● **Data**
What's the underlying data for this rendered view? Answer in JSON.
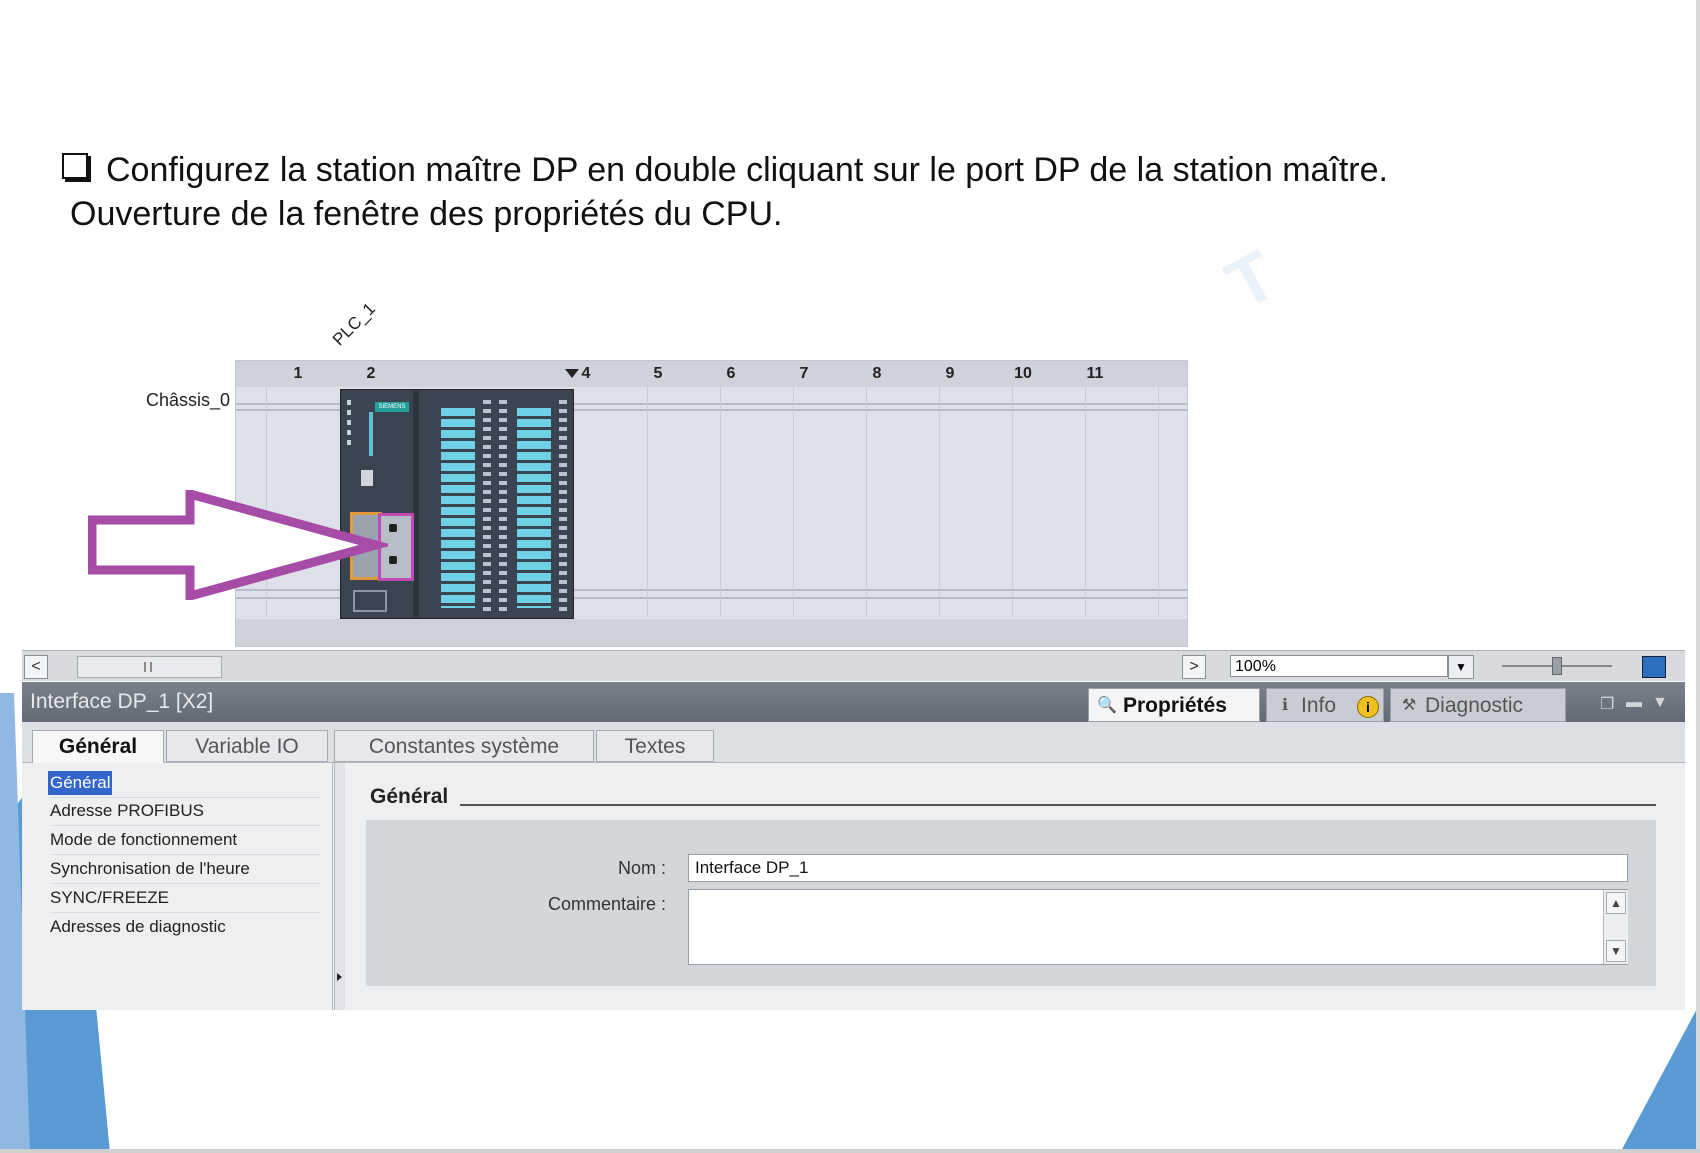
{
  "instruction": {
    "line1": "Configurez la station maître DP en double cliquant sur le port DP de la station maître.",
    "line2": "Ouverture de la fenêtre des propriétés du CPU."
  },
  "device_view": {
    "plc_label": "PLC_1",
    "chassis_label": "Châssis_0",
    "slots": [
      "1",
      "2",
      "4",
      "5",
      "6",
      "7",
      "8",
      "9",
      "10",
      "11"
    ],
    "cpu_brand": "SIEMENS"
  },
  "scroll_toolbar": {
    "left_arrow": "<",
    "right_arrow": ">",
    "zoom_value": "100%"
  },
  "properties": {
    "title": "Interface DP_1 [X2]",
    "view_tabs": {
      "properties": "Propriétés",
      "info": "Info",
      "diagnostic": "Diagnostic"
    },
    "section_tabs": [
      "Général",
      "Variable IO",
      "Constantes système",
      "Textes"
    ],
    "nav_items": [
      "Général",
      "Adresse PROFIBUS",
      "Mode de fonctionnement",
      "Synchronisation de l'heure",
      "SYNC/FREEZE",
      "Adresses de diagnostic"
    ],
    "section_title": "Général",
    "fields": {
      "name_label": "Nom :",
      "name_value": "Interface DP_1",
      "comment_label": "Commentaire :",
      "comment_value": ""
    }
  },
  "colors": {
    "arrow": "#a64ca6",
    "selection": "#3366cc",
    "deco_blue": "#5b9bd5"
  }
}
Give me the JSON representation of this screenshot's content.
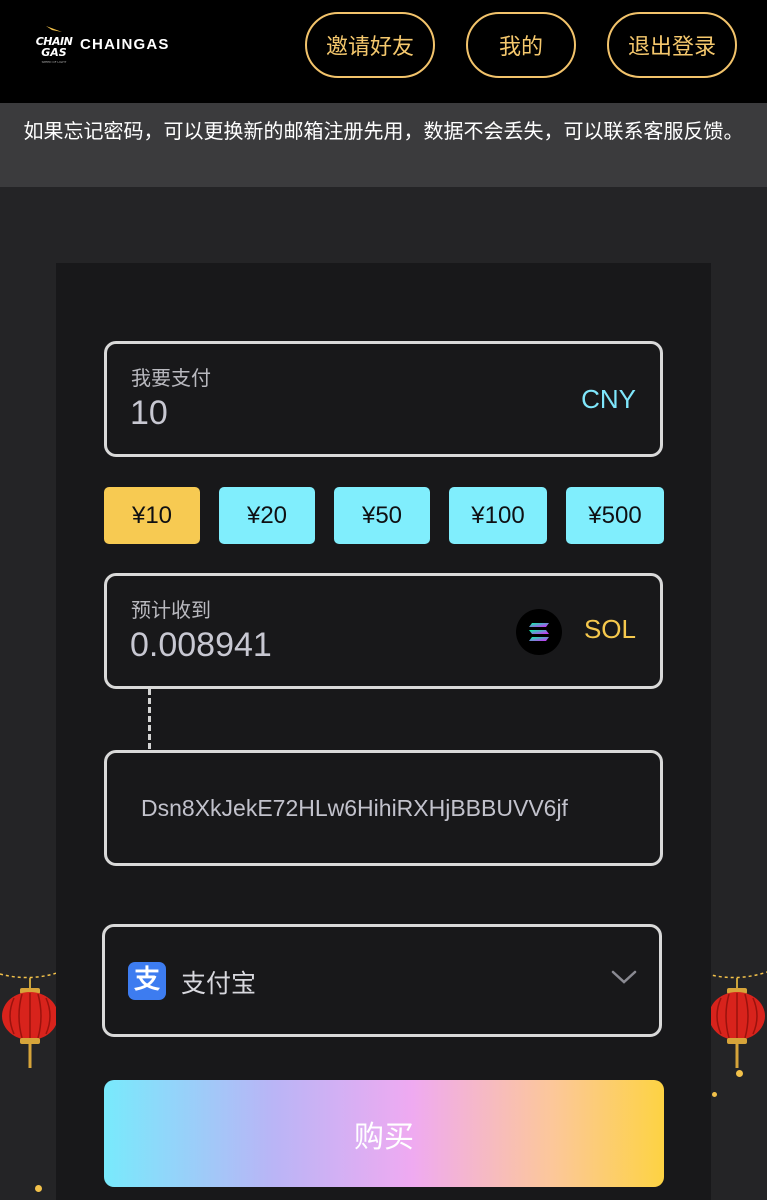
{
  "header": {
    "brand": "CHAINGAS",
    "logo_line1": "CHAIN",
    "logo_line2": "GAS",
    "logo_tagline": "SPEED OF LIGHT",
    "buttons": {
      "invite": "邀请好友",
      "mine": "我的",
      "logout": "退出登录"
    },
    "accent_color": "#f2c36b"
  },
  "notice": {
    "text": "如果忘记密码，可以更换新的邮箱注册先用，数据不会丢失，可以联系客服反馈。"
  },
  "pay": {
    "label": "我要支付",
    "value": "10",
    "currency": "CNY"
  },
  "quick_amounts": [
    {
      "label": "¥10",
      "active": true
    },
    {
      "label": "¥20",
      "active": false
    },
    {
      "label": "¥50",
      "active": false
    },
    {
      "label": "¥100",
      "active": false
    },
    {
      "label": "¥500",
      "active": false
    }
  ],
  "receive": {
    "label": "预计收到",
    "value": "0.008941",
    "currency": "SOL",
    "icon": "solana-icon"
  },
  "wallet": {
    "address": "Dsn8XkJekE72HLw6HihiRXHjBBBUVV6jf"
  },
  "payment_method": {
    "label": "支付宝",
    "icon": "alipay-icon",
    "icon_glyph": "支"
  },
  "buy_button": {
    "label": "购买"
  }
}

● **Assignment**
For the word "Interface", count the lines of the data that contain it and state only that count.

● **Written answer**
2